AB - Some nontrivial effects are investigated, which can occur if strongly damped mechanical systems are subjected to strong high-frequency (HF) excitation. The main result is a theoretical prediction, supported by numerical simulation, that for such systems the (quasi-)equilibrium states can change substantially with the level of damping. For example, a strongly damped pendulum, with a hinge vibrated at high frequency along an elliptical path with horizontal or vertical axis, will line up along a line offset from the vertical; the offset vanishes for very light or very strong damping, attaining a maximum that can be substantial (depending on the strength of the HF excitation) for finite values of the damping. The analysis is focused on the differences between the classic results for weakly damped systems, and new effects for which the strong damping terms are responsible. The analysis is based on a slightly modified averaging technique, and includes an elementary example of an elliptically excited pendulum for illustration, alongside with a generalization to a broader class of strongly damped dynamical systems with HF excitation. As an application example, the nontrivial behavior of a classical optimally controlled nonlinear system is investigated, illustrating how HF excitation may cause the controller to leave the system in an unexpected equilibrium state, quite different from the setpoint. The effects can be interesting for specialists in control of mechanical systems and structures. However the obtained results are more general. Similar effects could be expected first of all for microsystems where damping forces are typically dominating over inertia forces.

KW - control

KW - vibrations

KW - effective properties

KW - high-frequency

M3 - Report

T3 - DCAMM Report

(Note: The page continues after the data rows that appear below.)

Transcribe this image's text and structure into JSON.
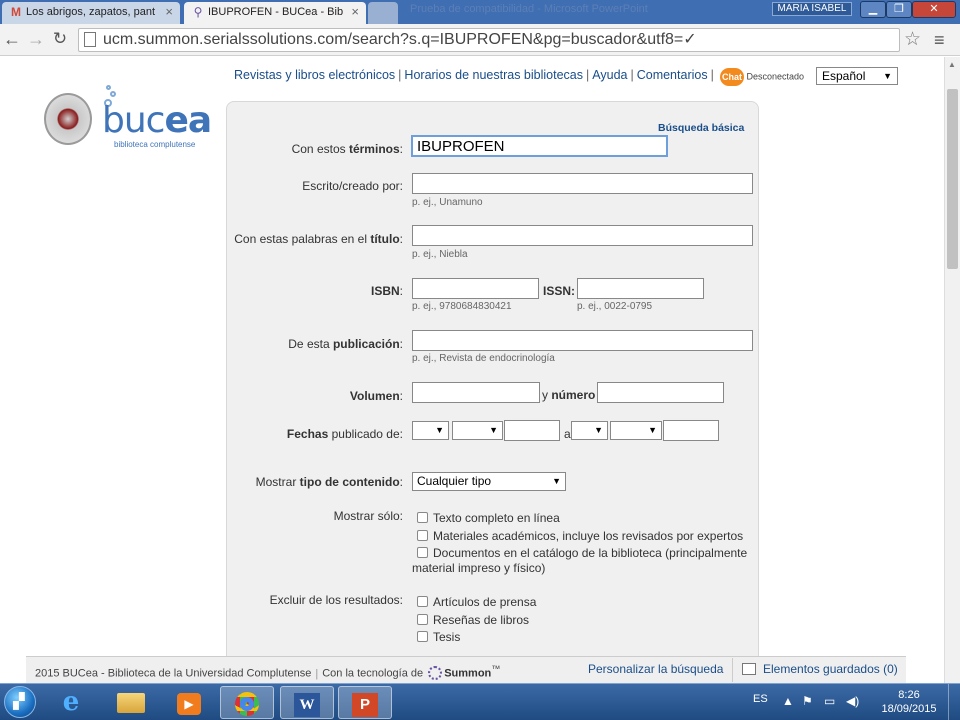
{
  "browser": {
    "tabs": [
      {
        "title": "Los abrigos, zapatos, pant",
        "icon": "gmail-icon",
        "icon_glyph": "M"
      },
      {
        "title": "IBUPROFEN - BUCea - Bib",
        "icon": "summon-icon",
        "icon_glyph": "⚲"
      },
      {
        "title": "",
        "icon": "new-tab-icon"
      }
    ],
    "ghost_title": "Prueba de compatibilidad - Microsoft PowerPoint",
    "user_name": "MARIA ISABEL",
    "window_buttons": {
      "minimize": "▁",
      "maximize": "❐",
      "close": "✕"
    },
    "nav": {
      "back": "←",
      "forward": "→",
      "reload": "↻"
    },
    "url": "ucm.summon.serialssolutions.com/search?s.q=IBUPROFEN&pg=buscador&utf8=✓",
    "star_glyph": "☆",
    "menu_glyph": "≡"
  },
  "header": {
    "links": [
      "Revistas y libros electrónicos",
      "Horarios de nuestras bibliotecas",
      "Ayuda",
      "Comentarios"
    ],
    "separator": "|",
    "chat": {
      "icon_text": "Chat",
      "status": "Desconectado"
    },
    "language": "Español"
  },
  "logo": {
    "brand_light": "buc",
    "brand_bold": "ea",
    "tagline": "biblioteca complutense"
  },
  "form": {
    "basic_search_link": "Búsqueda básica",
    "terms": {
      "label_pre": "Con estos ",
      "label_bold": "términos",
      "label_post": ":",
      "value": "IBUPROFEN"
    },
    "author": {
      "label_pre": "Escrito/creado por:",
      "hint": "p. ej., Unamuno"
    },
    "title": {
      "label_pre": "Con estas palabras en el ",
      "label_bold": "título",
      "label_post": ":",
      "hint": "p. ej., Niebla"
    },
    "isbn": {
      "label_bold": "ISBN",
      "label_post": ":",
      "hint": "p. ej., 9780684830421"
    },
    "issn": {
      "label_bold": "ISSN:",
      "hint": "p. ej., 0022-0795"
    },
    "publication": {
      "label_pre": "De esta ",
      "label_bold": "publicación",
      "label_post": ":",
      "hint": "p. ej., Revista de endocrinología"
    },
    "volume": {
      "label_bold": "Volumen",
      "label_post": ":",
      "number_pre": "y ",
      "number_bold": "número"
    },
    "dates": {
      "label_bold": "Fechas",
      "label_post": " publicado de:",
      "to_label": "a"
    },
    "content_type": {
      "label_pre": "Mostrar ",
      "label_bold": "tipo de contenido",
      "label_post": ":",
      "selected": "Cualquier tipo"
    },
    "show_only": {
      "label": "Mostrar sólo:",
      "options": [
        "Texto completo en línea",
        "Materiales académicos, incluye los revisados por expertos",
        "Documentos en el catálogo de la biblioteca (principalmente"
      ],
      "option3_line2": "material impreso y físico)"
    },
    "exclude": {
      "label": "Excluir de los resultados:",
      "options": [
        "Artículos de prensa",
        "Reseñas de libros",
        "Tesis"
      ]
    },
    "select_arrow": "▼"
  },
  "footer": {
    "copyright": "2015 BUCea - Biblioteca de la Universidad Complutense",
    "powered_by": "Con la tecnología de",
    "summon": "Summon",
    "summon_tm": "™",
    "customize": "Personalizar la búsqueda",
    "saved_items": "Elementos guardados (0)"
  },
  "taskbar": {
    "apps": [
      "internet-explorer",
      "file-explorer",
      "media-player",
      "chrome",
      "word",
      "powerpoint"
    ],
    "ie_glyph": "e",
    "media_glyph": "▶",
    "word_glyph": "W",
    "ppt_glyph": "P",
    "language": "ES",
    "tray_glyphs": [
      "▲",
      "⚑",
      "▭",
      "◀)"
    ],
    "time": "8:26",
    "date": "18/09/2015"
  },
  "colors": {
    "link": "#1a4e8a",
    "brand_blue": "#3f74b8",
    "panel_bg": "#f0f0f0",
    "focus_border": "#6d9fdc"
  }
}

BT - Nontrivial effects of high-frequency excitation for strongly damped mechanical systems

PB - Technical University of Denmark

CY - Kgs. Lyngby, Copenhagen

ER -